Media was wrong before
| Part of the series on|
Logic and rhetoric
The media was wrong before is the fallacious idea that if an information source is occasionally incorrect, then it is wholly untrustworthy and none of it should be taken as truth. This is not logically valid because it is possible for information sources to make a stupid mistake and still generally be correct. The only way to prove that a source is not trustworthy is to show an overwhelming pattern of mistakes. In short:
The "media was wrong before" idea takes the form:
- P1: Source was wrong about X.
- P2: (unstated) If Source has been wrong before, then Source should never be trusted.
- C1: Source should never be trusted.
When P2 is explicitly stated, it should be obvious that this idea is wrong.
No information source has ever been perfect. However, it should be obvious that some sources are better than others. For example, you probably have some family or friends or co-workers you trust more than others. But it's ridiculous to put all of these sources into the same box of things that are "flawed and totally worthless". As Isaac Asimov put it:
“”[W]hen people thought the earth was flat, they were wrong. When people thought the earth was spherical, they were wrong. But if you think that thinking the earth is spherical is just as wrong as thinking the earth is flat, then your view is wronger than both of them put together.
In other words: Yes, information sources are flawed. But you shouldn't throw up your hands and deny all truth. Instead, accept that truth is a gradient and choose sources that get things more right more often. The better your sources are, the more likely you are to be correct.

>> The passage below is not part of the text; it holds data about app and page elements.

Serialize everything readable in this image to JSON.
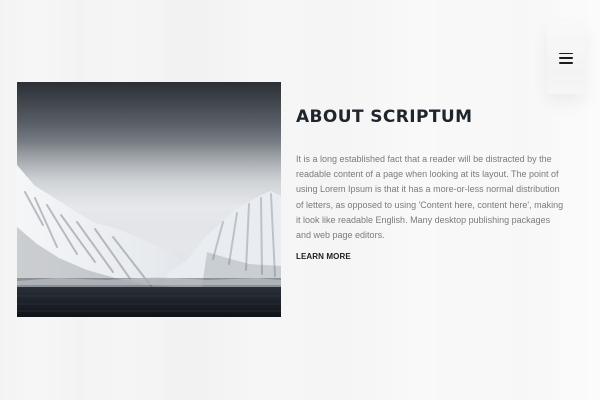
{
  "header": {
    "menu_icon": "hamburger-menu-icon"
  },
  "about": {
    "title": "ABOUT SCRIPTUM",
    "body": "It is a long established fact that a reader will be distracted by the readable content of a page when looking at its layout. The point of using Lorem Ipsum is that it has a more-or-less normal distribution of letters, as opposed to using 'Content here, content here', making it look like readable English. Many desktop publishing packages and web page editors.",
    "cta_label": "LEARN MORE"
  },
  "image": {
    "subject": "snowy-mountains-over-water"
  },
  "colors": {
    "background": "#f6f6f6",
    "title": "#1f252d",
    "body_text": "#7b7b7b",
    "link": "#1d1d1d",
    "menu_panel": "#f5f5f5"
  }
}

Most mistakes are probably not made maliciously. For example, CNN and other major American news networks probably didn't popularize the Bush Administration's WMD story because they wanted war; instead, it's more likely they (like Congress) were lied to. As such, major American news networks shouldn't be seen as perfect, but instead as flawed truth-seekers. With some exceptions, of course.